News Release Archive

The Department of Business and Consumer Services, with support
from the industry, is putting the onus for heavy commercial truck
and driver safety on the carrier as well as the driver.

A new demerit system for commercial vehicle carriers and drivers,
effective Sept. 1, 1997, is aimed at making them more accountable
for their actions on the highway. Those who do not take care of
their fleets will be penalize, and the demerit system will help
target efforts toward improving safety performance.

"We want to ensure that carriers provide safe vehicles for their
drivers," said Wayne Gaudet, Minister of Business and Consumer
Services. "Ultimately, our goal is safer Nova Scotia highways for
all motorists."

Similar to the passenger driver demerit system, points are
assigned to both commercial driver and carrier for various
infractions under the Motor Vehicle Act, Criminal Code of Canada,
Public Highway Act, Motor Carrier Act, and regulations governing
dangerous goods transportation.

The maximum allowable demerit points are calculated for each
carrier based upon fleet size. For example, a carrier with a
fleet of 10 will be allowed a point accumulation of 41, while a
100-truck carrier will be allowed to accumulate up to 147 points.

Audits will be conducted at various levels of maximum allowable
point accumulation. Convictions, road checks and accidents
occurring in other jurisdictions by base-plated vehicles are also
entered into the carrier profile.

The carrier demerit system, implemented in all provincial
jurisdictions except Prince Edward Island and Quebec, is in
response to one of 16 standards developed by the Canadian Council
of Motor Vehicles in 1993 to improve the safety of commercial
vehicle operations.

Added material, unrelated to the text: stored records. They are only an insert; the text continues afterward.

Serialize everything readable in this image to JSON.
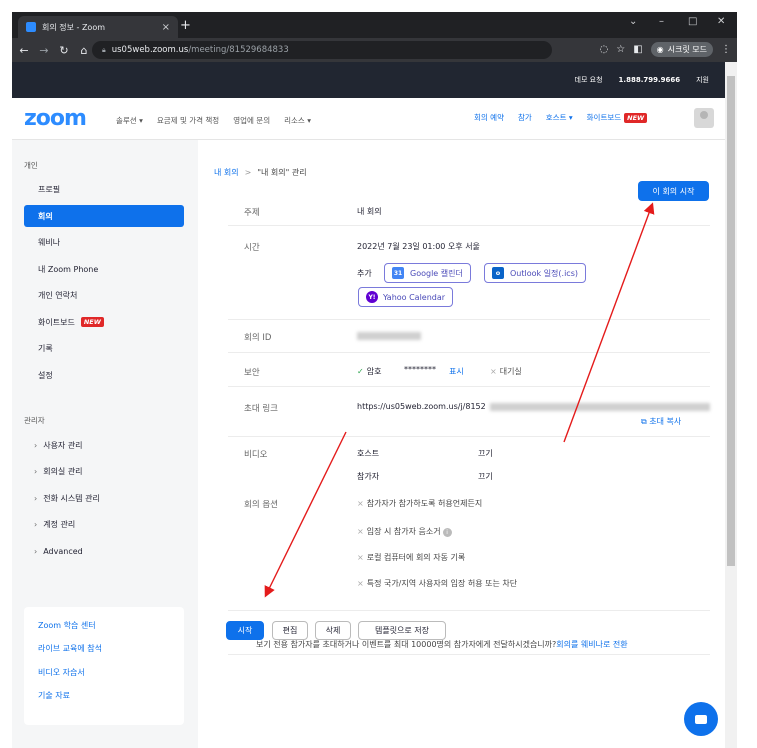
{
  "browser": {
    "tab_title": "회의 정보 - Zoom",
    "tab_close": "×",
    "new_tab": "+",
    "url_host": "us05web.zoom.us",
    "url_path": "/meeting/81529684833",
    "incognito_label": "시크릿 모드",
    "win_min": "–",
    "win_max": "□",
    "win_close": "✕",
    "win_caret": "⌄"
  },
  "util_bar": {
    "demo": "데모 요청",
    "phone": "1.888.799.9666",
    "support": "지원"
  },
  "nav": {
    "logo": "zoom",
    "solutions": "솔루션 ▾",
    "pricing": "요금제 및 가격 책정",
    "sales": "영업에 문의",
    "resources": "리소스 ▾",
    "schedule": "회의 예약",
    "join": "참가",
    "host": "호스트 ▾",
    "whiteboard": "화이트보드",
    "new_badge": "NEW"
  },
  "sidebar": {
    "personal_title": "개인",
    "items": [
      {
        "label": "프로필"
      },
      {
        "label": "회의"
      },
      {
        "label": "웨비나"
      },
      {
        "label": "내 Zoom Phone"
      },
      {
        "label": "개인 연락처"
      },
      {
        "label": "화이트보드"
      },
      {
        "label": "기록"
      },
      {
        "label": "설정"
      }
    ],
    "new_badge": "NEW",
    "admin_title": "관리자",
    "admin_items": [
      {
        "label": "사용자 관리"
      },
      {
        "label": "회의실 관리"
      },
      {
        "label": "전화 시스템 관리"
      },
      {
        "label": "계정 관리"
      },
      {
        "label": "Advanced"
      }
    ],
    "learn": [
      {
        "label": "Zoom 학습 센터"
      },
      {
        "label": "라이브 교육에 참석"
      },
      {
        "label": "비디오 자습서"
      },
      {
        "label": "기술 자료"
      }
    ]
  },
  "main": {
    "crumb_root": "내 회의",
    "crumb_sep": ">",
    "crumb_current": "\"내 회의\" 관리",
    "start_meeting": "이 회의 시작",
    "topic_label": "주제",
    "topic_value": "내 회의",
    "time_label": "시간",
    "time_value": "2022년 7월 23일 01:00 오후 서울",
    "add_label": "추가",
    "google_cal": "Google 캘린더",
    "outlook_cal": "Outlook 일정(.ics)",
    "yahoo_cal": "Yahoo Calendar",
    "id_label": "회의 ID",
    "security_label": "보안",
    "passcode_label": "암호",
    "passcode_mask": "********",
    "show": "표시",
    "waiting_room": "대기실",
    "invite_label": "초대 링크",
    "invite_url": "https://us05web.zoom.us/j/8152",
    "copy_invite": "초대 복사",
    "video_label": "비디오",
    "host_label": "호스트",
    "host_value": "끄기",
    "participant_label": "참가자",
    "participant_value": "끄기",
    "options_label": "회의 옵션",
    "options": [
      "참가자가 참가하도록 허용언제든지",
      "입장 시 참가자 음소거",
      "로컬 컴퓨터에 회의 자동 기록",
      "특정 국가/지역 사용자의 입장 허용 또는 차단"
    ],
    "btn_start": "시작",
    "btn_edit": "편집",
    "btn_delete": "삭제",
    "btn_template": "템플릿으로 저장",
    "webinar_note": "보기 전용 참가자를 초대하거나 이벤트를 최대 10000명의 참가자에게 전달하시겠습니까?",
    "webinar_link": "회의를 웨비나로 전환"
  }
}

Since then, various regulations, such as
these, have been introduced.

"This new demerit system will help keep everyone on a level
playing field. It's a good thing as long as everyone complies,"
said Dave Roberts, office manager for the Truckers Association of
Nova Scotia. "Industry and government have proven that together
we can improve the safety record in the province."

The industry would also like to see legislation in place so
action can be initiated against shippers who overload trailers.
To date, no jurisdiction has come up with airtight legislation to
do so.
The Atlantic Provinces Trucking Association supports a system
that is equitable and deals with safety in the industry.

"We applaud the aspect that Nova Scotia is moving ahead with a
carrier demerit system," said executive director Ralph Boyd. "We
would like to see all the Atlantic provinces on board. We are all
just starting out. The important thing is that we have a
mechanism for adjustment as we find problems."


Contact: Louise MacDonald
         Business and Consumer Services

ngr                  August 28, 1997 - 10:45 am